Marker Type Value







Rint, Rext, top*, bottom*



As for the heat equation, the forced water cooling is modeled by robin boundary condition with \(Tw\) the temperature of the coolant and \(h\) an heat exchange coefficient.

Marker Type Value







V0, V1, top*, bottom*



*: only in 3D

4. Outputs

The main fields of concern are the electric potential \(V\), the temperature \(T\) and the current density \(\mathbf{j}\) or the electric field \(\mathbf{E}\). // presented in the following figure.

5. Verification Benchmark

The analytical solutions are given by:

\[\begin{align*} V&=\frac{V_D}{\delta}\theta=\frac{V_D}{\delta}\operatorname{atan2}(y,x)\\ \mathbf{E}&=\left( -\frac{V_D}{\delta}\frac{y}{x^2+y^2}, \frac{V_D}{\delta}\frac{x}{x^2+y^2}\right)\\ T&=A\log(r)^2+B\log(r)+C=A\log\left(\sqrt{x^2+y^2}\right)^2+B\log\left(\sqrt{x^2+y^2}\right)+C\\ A&=-\frac{\sigma}{2k}\left(\frac{V_D}{\delta}\right)^2\\ B&=\frac{B_e-B_i}{D}\\ C&=\frac{C_e-C_i}{D}\\ B_e&=2T_{we}\delta^2h_eh_ikr_er_i + V_D^2h_eh_ir_er_i\sigma\log(r_e)^2 + V_D^2h_ikr_i\sigma\log(r_e^2)\\ B_i&=2T_{wi}\delta^2h_eh_ikr_er_i + V_D^2h_eh_ir_er_i\sigma\log(r_i)^2 - V_D^2h_ekr_e\sigma\log(r_i^2)\\ C_e&=(h_er_e\log(r_e) + k)(2T_{wi}\delta^2h_ikr_i + V_D^2h_ir_i\sigma\log(r_i)^2 - V_D^2k\sigma\log(r_i^2))\\ C_i&=(h_ir_i\log(r_i) - k)(2T_{we}\delta^2h_ekr_e + V_D^2h_er_e\sigma\log(r_e)^2 + V_D^2k\sigma\log(r_e^2))\\ D&=2\delta^2k(h_eh_ir_er_i\log(r_e) - h_eh_ir_er_i\log(r_i) + h_ekr_e + h_ikr_i) \end{align*}\]
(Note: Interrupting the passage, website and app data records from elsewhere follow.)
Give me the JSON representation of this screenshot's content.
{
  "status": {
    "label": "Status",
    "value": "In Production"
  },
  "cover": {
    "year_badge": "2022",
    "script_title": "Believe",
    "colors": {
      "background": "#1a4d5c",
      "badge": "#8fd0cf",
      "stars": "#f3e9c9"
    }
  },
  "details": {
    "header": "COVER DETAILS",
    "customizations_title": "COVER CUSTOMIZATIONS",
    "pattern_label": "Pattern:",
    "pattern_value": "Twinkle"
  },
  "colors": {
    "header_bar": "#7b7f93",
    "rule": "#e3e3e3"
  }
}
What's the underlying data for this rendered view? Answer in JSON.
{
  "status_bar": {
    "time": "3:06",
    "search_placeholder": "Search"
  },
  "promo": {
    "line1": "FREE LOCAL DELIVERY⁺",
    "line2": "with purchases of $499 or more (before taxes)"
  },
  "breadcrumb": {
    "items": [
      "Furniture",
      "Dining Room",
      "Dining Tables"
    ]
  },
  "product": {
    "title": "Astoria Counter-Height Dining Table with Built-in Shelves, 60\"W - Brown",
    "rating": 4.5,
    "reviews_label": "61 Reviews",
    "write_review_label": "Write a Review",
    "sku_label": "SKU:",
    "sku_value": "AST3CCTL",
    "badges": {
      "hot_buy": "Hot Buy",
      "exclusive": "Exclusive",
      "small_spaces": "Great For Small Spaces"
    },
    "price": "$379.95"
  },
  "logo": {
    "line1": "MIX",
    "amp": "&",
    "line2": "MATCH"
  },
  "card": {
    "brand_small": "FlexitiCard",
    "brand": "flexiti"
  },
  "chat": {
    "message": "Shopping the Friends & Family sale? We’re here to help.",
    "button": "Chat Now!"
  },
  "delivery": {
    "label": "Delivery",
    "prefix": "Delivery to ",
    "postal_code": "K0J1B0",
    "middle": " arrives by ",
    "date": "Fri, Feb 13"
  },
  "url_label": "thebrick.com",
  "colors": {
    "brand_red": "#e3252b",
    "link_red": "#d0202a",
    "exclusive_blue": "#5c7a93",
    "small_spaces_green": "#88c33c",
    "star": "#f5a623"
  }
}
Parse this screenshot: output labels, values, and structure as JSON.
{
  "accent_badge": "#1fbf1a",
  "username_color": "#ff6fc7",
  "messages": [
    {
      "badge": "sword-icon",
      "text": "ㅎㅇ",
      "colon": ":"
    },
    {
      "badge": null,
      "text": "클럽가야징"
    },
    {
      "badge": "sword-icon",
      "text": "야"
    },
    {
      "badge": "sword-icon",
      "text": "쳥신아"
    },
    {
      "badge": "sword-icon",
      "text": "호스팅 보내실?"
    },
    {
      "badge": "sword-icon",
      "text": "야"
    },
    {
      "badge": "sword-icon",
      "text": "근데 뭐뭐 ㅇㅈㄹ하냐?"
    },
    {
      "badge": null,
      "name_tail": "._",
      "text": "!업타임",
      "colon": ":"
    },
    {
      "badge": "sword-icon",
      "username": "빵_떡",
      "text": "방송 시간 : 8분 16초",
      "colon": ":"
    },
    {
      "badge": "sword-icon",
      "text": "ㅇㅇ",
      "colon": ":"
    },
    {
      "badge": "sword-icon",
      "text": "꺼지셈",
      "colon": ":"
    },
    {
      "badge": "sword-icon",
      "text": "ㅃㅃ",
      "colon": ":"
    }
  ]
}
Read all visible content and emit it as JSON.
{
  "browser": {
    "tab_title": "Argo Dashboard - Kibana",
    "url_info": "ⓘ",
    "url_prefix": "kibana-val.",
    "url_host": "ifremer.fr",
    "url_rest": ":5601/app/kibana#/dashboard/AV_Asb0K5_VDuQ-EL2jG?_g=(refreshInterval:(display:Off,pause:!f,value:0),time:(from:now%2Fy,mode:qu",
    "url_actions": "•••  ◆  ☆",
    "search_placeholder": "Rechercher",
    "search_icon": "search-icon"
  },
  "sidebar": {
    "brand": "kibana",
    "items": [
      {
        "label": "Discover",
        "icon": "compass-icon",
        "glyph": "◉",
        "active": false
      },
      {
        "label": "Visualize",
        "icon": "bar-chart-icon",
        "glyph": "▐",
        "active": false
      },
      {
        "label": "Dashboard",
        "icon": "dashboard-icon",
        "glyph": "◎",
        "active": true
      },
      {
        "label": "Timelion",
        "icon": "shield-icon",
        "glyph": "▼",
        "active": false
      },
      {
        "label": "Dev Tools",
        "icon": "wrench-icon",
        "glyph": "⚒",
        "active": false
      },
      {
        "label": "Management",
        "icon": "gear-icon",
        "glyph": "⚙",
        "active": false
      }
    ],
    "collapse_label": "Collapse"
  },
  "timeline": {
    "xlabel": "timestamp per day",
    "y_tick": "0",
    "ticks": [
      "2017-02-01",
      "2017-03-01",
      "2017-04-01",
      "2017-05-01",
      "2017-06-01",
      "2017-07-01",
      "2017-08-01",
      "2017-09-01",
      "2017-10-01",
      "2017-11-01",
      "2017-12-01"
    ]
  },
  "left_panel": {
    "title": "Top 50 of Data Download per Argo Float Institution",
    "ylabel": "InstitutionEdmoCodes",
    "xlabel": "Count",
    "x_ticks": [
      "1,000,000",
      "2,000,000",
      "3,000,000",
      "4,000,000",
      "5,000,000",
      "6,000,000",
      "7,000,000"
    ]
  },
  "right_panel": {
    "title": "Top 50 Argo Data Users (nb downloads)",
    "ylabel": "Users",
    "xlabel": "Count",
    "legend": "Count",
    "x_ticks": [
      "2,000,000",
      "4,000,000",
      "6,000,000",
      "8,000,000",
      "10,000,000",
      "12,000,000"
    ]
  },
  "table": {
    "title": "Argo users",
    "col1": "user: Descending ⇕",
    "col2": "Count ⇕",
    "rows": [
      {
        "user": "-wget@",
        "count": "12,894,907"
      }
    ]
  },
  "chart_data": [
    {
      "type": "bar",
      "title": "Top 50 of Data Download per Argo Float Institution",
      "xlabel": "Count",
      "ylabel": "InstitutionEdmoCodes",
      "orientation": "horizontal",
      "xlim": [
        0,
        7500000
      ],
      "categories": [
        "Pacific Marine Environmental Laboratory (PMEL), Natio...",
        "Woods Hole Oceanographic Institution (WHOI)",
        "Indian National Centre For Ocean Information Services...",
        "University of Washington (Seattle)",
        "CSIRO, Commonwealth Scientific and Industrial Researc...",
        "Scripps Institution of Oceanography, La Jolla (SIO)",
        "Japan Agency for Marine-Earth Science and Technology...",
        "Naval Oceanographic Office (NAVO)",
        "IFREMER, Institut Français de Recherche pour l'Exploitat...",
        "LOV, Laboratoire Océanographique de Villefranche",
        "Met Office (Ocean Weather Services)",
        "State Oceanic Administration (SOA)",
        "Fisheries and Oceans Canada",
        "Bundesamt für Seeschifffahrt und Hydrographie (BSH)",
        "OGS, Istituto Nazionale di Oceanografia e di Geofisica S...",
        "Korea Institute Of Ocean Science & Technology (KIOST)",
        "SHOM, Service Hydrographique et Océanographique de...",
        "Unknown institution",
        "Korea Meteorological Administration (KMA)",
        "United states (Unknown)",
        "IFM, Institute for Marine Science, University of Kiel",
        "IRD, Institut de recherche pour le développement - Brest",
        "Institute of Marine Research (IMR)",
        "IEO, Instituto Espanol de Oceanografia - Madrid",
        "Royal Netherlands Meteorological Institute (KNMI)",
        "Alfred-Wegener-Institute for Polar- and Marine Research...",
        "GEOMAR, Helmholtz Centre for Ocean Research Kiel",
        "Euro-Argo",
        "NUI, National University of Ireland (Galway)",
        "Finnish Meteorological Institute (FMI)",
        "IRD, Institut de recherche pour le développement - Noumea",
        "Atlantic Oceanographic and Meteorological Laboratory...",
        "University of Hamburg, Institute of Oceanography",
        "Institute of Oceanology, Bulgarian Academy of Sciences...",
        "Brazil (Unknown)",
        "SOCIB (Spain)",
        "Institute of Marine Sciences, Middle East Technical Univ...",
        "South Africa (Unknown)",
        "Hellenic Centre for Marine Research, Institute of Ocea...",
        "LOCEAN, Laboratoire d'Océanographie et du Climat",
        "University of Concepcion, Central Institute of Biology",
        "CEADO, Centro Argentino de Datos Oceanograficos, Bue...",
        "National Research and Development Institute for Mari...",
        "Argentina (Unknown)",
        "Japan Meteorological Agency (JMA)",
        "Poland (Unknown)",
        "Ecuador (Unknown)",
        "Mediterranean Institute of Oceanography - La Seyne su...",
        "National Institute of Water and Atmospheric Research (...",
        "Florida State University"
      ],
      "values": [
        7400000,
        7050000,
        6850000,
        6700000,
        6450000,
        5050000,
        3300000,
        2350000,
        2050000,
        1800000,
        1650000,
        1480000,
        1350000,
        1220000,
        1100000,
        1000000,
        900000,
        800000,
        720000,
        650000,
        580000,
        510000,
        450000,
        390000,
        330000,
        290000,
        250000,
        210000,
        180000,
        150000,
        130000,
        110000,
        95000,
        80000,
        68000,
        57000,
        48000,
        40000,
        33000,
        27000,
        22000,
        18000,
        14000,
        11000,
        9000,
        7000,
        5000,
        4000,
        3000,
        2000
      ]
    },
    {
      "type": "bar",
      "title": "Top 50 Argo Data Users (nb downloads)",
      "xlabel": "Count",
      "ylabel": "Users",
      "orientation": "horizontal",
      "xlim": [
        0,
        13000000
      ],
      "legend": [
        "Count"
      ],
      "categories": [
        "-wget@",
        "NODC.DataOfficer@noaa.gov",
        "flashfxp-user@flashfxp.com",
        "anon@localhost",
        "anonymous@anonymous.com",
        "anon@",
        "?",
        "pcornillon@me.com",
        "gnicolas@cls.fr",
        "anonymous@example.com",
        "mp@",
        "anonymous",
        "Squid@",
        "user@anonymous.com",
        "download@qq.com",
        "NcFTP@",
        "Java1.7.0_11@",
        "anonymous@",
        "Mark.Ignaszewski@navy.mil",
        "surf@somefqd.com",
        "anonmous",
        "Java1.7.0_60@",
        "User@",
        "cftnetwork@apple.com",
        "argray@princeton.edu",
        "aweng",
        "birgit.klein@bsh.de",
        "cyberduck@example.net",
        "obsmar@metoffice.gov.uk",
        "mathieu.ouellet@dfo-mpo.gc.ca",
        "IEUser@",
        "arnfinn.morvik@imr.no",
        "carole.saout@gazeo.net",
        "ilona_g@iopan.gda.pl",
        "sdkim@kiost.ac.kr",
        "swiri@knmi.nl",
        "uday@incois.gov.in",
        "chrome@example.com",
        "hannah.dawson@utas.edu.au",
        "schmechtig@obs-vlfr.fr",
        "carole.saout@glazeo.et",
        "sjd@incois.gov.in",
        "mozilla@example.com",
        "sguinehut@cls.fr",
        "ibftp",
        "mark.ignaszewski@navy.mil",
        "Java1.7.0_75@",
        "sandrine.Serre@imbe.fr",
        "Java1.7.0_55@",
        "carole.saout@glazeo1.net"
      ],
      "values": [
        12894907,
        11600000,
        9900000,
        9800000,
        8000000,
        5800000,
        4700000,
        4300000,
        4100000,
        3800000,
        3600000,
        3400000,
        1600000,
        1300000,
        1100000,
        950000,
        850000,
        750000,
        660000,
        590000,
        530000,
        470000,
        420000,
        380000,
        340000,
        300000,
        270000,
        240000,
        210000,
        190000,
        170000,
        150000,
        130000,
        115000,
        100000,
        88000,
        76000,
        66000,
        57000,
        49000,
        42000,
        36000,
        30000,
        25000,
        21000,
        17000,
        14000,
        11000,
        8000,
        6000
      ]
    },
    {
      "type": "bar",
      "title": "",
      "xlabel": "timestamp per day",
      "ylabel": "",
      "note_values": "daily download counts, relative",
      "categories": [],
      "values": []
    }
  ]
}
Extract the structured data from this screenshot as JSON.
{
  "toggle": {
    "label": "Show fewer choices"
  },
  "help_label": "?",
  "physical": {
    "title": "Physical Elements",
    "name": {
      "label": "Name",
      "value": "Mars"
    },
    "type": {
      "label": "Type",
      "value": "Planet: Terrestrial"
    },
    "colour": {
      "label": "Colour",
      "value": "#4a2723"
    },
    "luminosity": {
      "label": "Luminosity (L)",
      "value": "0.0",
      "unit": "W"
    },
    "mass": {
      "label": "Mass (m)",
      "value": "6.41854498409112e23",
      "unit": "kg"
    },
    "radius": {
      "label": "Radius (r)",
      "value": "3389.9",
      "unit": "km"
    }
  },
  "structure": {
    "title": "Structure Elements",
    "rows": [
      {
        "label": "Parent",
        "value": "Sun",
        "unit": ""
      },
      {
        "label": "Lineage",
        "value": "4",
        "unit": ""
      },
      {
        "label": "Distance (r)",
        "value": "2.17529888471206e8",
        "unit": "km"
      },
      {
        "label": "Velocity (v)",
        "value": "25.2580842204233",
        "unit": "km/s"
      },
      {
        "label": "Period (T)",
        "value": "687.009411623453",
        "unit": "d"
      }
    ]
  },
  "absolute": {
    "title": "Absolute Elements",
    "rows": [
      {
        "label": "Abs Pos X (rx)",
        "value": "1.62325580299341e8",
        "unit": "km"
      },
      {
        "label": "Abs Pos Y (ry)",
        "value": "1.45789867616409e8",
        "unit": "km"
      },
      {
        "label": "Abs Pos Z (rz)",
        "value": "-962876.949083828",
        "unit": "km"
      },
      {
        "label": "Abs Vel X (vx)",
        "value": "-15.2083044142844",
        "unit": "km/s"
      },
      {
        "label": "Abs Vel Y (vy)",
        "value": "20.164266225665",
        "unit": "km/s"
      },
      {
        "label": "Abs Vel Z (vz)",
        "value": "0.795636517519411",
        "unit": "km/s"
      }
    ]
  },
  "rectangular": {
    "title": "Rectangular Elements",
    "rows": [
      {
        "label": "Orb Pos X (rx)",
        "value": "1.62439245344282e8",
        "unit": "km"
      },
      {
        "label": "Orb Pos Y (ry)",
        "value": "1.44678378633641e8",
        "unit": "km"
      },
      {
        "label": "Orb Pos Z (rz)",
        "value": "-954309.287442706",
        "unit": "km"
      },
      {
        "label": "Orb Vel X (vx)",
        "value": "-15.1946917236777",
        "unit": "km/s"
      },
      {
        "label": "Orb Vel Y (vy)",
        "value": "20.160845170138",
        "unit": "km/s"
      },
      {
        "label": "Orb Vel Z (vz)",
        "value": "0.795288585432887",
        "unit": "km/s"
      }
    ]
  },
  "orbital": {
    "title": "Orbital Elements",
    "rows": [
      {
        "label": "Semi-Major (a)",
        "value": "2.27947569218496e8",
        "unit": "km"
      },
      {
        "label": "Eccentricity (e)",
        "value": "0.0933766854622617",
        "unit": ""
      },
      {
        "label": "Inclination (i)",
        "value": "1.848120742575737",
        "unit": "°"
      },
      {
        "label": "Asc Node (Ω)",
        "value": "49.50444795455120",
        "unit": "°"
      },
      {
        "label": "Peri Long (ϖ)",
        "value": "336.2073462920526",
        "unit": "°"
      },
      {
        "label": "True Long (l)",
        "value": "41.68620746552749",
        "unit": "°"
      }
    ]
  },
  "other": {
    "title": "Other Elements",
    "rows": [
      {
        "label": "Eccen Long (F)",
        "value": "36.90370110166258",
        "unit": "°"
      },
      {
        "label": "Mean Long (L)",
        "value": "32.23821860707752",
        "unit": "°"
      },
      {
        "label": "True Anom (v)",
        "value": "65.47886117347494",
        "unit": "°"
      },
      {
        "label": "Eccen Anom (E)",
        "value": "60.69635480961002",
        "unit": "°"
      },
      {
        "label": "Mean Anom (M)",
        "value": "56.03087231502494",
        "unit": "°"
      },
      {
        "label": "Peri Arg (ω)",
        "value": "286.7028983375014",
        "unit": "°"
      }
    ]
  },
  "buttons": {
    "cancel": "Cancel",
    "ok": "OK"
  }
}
We will check if the approximations converge at the appropriate rate:

  • k+1 for the \(L_2\) norm for \(V\) and \(T\)

  • k for the \(H_1\) norm for \(V\) and \(T\)

  • k for the \(L_2\) norm for \(\mathbf{E}\) and \(\mathbf{j}\)

  • k-1 for the \(H_1\) norm for \(\mathbf{E}\) and \(\mathbf{j}\)

Table 1. Temperature 2D and 3D

temperature 2D

potential 2D

Table 2. Electric potential 2D and 3D

potential 2D

potential 3D

Table 3. Electric field 2D and 3D

electric field 2D

electric field 3D